The Keystone XL Pipeline was first proposed more than 13 years ago to transport oil from Canada, one of our closest allies, to refineries in the United States. The construction and operation of this pipeline would create more than 11,000 jobs, decrease our reliance on energy from hostile foreign countries, and bolster our national security. Biden killed this project, which has undergone extensive environmental reviews and received all necessary permits from numerous federal and state agencies. Beyond the immediate effect of the project being stopped, the revocation of this permit will make energy infrastructure developers apprehensive about moving forward with other projects that bring millions of dollars of investment to states like North Dakota.

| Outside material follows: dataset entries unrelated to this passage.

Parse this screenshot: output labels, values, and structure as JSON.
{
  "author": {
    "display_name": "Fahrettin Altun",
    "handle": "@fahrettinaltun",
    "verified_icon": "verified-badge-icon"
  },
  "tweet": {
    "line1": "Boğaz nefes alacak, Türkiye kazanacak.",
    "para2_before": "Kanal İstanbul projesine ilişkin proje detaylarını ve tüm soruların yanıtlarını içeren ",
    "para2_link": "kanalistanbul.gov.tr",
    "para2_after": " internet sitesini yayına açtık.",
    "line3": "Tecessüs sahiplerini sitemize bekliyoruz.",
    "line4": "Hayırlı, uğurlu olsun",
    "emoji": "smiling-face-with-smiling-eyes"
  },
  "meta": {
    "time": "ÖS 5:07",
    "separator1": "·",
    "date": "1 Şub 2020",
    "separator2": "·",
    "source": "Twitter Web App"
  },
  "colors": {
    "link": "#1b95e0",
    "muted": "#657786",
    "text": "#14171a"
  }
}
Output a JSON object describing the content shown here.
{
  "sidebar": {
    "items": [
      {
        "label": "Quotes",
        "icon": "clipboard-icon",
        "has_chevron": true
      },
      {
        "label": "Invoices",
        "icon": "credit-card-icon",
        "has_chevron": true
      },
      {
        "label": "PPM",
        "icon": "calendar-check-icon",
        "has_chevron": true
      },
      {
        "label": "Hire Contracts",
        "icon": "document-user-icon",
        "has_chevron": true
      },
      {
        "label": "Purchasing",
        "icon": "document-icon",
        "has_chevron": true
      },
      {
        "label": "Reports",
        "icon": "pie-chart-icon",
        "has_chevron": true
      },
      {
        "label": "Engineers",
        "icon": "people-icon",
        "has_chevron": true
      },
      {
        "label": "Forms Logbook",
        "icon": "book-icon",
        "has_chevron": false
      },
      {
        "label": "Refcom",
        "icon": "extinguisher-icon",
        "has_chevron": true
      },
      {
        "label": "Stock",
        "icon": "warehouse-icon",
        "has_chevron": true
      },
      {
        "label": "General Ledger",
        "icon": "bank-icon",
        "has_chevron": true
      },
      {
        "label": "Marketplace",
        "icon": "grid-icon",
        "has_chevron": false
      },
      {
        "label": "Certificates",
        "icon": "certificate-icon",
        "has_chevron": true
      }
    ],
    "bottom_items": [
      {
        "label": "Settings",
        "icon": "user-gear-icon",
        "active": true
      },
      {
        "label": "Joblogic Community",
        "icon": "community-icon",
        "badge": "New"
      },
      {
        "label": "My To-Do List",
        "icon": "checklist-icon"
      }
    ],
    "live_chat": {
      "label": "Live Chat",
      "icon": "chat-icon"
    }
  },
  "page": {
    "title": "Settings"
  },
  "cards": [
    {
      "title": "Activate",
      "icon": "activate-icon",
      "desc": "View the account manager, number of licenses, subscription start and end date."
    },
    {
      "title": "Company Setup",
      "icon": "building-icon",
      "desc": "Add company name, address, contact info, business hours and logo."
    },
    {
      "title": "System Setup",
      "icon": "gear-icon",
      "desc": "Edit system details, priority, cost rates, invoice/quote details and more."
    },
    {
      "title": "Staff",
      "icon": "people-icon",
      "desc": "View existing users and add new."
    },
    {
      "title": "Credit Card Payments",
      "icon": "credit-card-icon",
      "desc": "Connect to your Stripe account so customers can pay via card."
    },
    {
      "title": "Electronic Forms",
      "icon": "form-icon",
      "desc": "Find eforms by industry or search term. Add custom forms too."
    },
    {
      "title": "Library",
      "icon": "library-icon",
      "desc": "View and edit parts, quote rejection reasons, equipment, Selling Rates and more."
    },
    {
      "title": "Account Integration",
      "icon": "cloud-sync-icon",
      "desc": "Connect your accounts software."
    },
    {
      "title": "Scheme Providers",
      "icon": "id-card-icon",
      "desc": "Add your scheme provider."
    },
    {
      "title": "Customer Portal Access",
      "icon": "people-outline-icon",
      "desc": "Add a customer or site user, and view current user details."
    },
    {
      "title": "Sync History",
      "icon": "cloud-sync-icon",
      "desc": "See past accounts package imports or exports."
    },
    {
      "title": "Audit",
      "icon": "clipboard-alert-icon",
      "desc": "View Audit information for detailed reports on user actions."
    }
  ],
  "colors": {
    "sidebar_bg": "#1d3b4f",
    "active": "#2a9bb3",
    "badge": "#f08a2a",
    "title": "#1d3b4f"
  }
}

  • Letter: I'd like to know exactly what our delegation would consider an impeachable offense I would respectfully ask each of them to publicly outline an example of something they believe would, in fact, warrant impeachment and conviction. 
  • Letter: We all have a responsibility to dispel false information All media sources including networks, print media and social media (Facebook, Twitter, etc.) must be held accountable for spreading untruths, and if they cannot police their content, they need to face consequences.

Make no mistake, this is not just about one pipeline. Whether it is the Dakota Access Pipeline, Line 3 Pipeline in Minnesota, Line 5 Pipeline in Michigan, or the Atlantic Coast Pipeline in the eastern part of the country, fossil fuel opponents have waged a full assault on energy infrastructure. Climate activists have determined that they can damage the influence of energy producing states like North Dakota by attacking national infrastructure, which will grind our economy to a halt. The attacks on projects such as the Keystone XL and DAPL are the new normal and we can expect them on every single energy infrastructure project.
President Biden’s decisions will devastate North Dakota’s energy industry. Our economy and way of life are at stake. North Dakota and other energy producing states need to do everything in our power to challenge these executive actions and fight for policies that help move our Nation forward.


Armstrong represents North Dakota in the U.S. House of Representatives.

This column does not necessarily reflect the opinion of The Forum's editorial board nor Forum ownership.

What To Read Next
Get Local